The U.S. Border Patrol chief for the San Diego sector said the installation of a new wall system has made a “startling” difference in terms of illegal crossings into the country.
Fox News reported that 14 miles of 18-foot primary steel bollard fencing has been built in San Diego, along with 80 percent of a secondary 30-foot steel bollard barrier.
The system replaces 8-foot fencing made of landing mats, which were often supported by steel mesh.
“It’s incredibly different. … I’m able to see the old landing mat right next to the bollard and I’m able to see the old mesh right next to the new bollard, and the difference is startling,” Douglas Harrison, chief patrol agent of Border Patrol’s San Diego Sector, told Fox News.
The number of apprehensions in the sector dropped from 6,880 in March to 3,326 in August, the report said.
Harrison said there has been a surge of new commercial construction in San Diego near the border as the new barriers have gone up, providing much-improved security.
“Even with the old wall system we had here in San Diego, we’ve got multimillion-dollar developments going up within sight of the border that could not have existed in the environment prior to starting to put that barrier out there,” he said.
“There was too much crime, too many people running through,” Harrison said.
Trump visited the site of the new wall construction last month and even signed his name on the new barrier.
WATCH: President Trump signs the Border Wall. pic.twitter.com/i77s5oCKU8
— CSPAN (@cspan) September 19, 2019
“So it’s a very powerful, very powerful wall, the likes of which, probably, to this extent, has not been built before,” he said.
“But the numbers now are way down,” the president added, concerning illegal crossings. “And as the wall goes up — literally, as the wall goes up, the numbers go down.”
— GOP (@GOP) September 20, 2019
Earlier this month, acting Homeland Security Secretary Kevin McAleenan credited Mexico with helping bring down the number of apprehensions at the southern border.
“I can say that our international partnerships have actually been essential to the progress we’ve made over the last four months.
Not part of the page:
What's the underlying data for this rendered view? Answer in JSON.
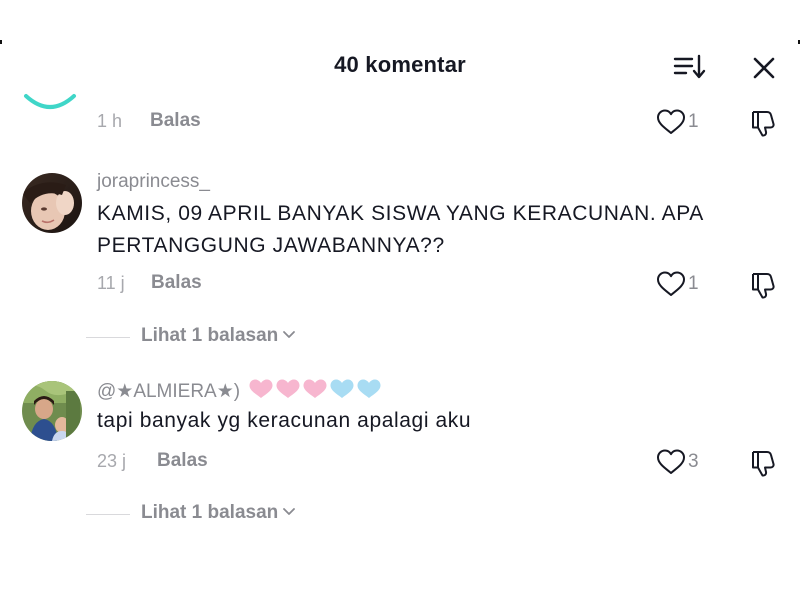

We reduced unlawful crossings by 65 percent,” McAleenan told Fox Business.
“Families coming from Central American are down 80 percent,” he said. “That was a key driver of the crisis.”
Mexico is securing its own southern border, and Guatemala, Honduras and El Salvador have ramped up their efforts to stem the flow of migrants.
“Really what we’ve seen is those administrations step forward and take responsibility for migration flows, and that is unprecedented in the region,” McAleenan said.
The Border Patrol said the administration has built over 70 miles of wall along the border and expects to complete between 450 and 500 miles by the end of next year.
Border Wall System update:
▫️73 miles completed
▫️160 miles under construction
▫️276 miles in pre-construction pic.twitter.com/X8i0pj5iuQ
— USBPChief (@USBPChief) October 15, 2019
Last month, the Supreme Court gave the Trump administration a major victory by upholding a policy that requires anyone seeking asylum in the U.S. to apply in Mexico or other countries they pass through first.
The court’s 7-2 ruling is not a final decision on the merits of the case but does prevent any lower court from issuing an injunction against the policy while the litigation proceeds in the 9th U.S. Circuit Court of Appeals and other jurisdictions.
Time-lapse video of the 30-foot replacement wall being installed in #YumaSector near San Luis, AZ. Over 10 of the 27 miles for this project have been completed to date. @CBP pic.twitter.com/cp3JCy83PT
— CBP Arizona (@CBPArizona) August 24, 2019
The administration also issued its Migrant Protection Protocols, which require those seeking asylum in the U.S. to remain in Mexico while they await their immigration hearings.
Truth and Accuracy
We are committed to truth and accuracy in all of our journalism. Read our editorial standards.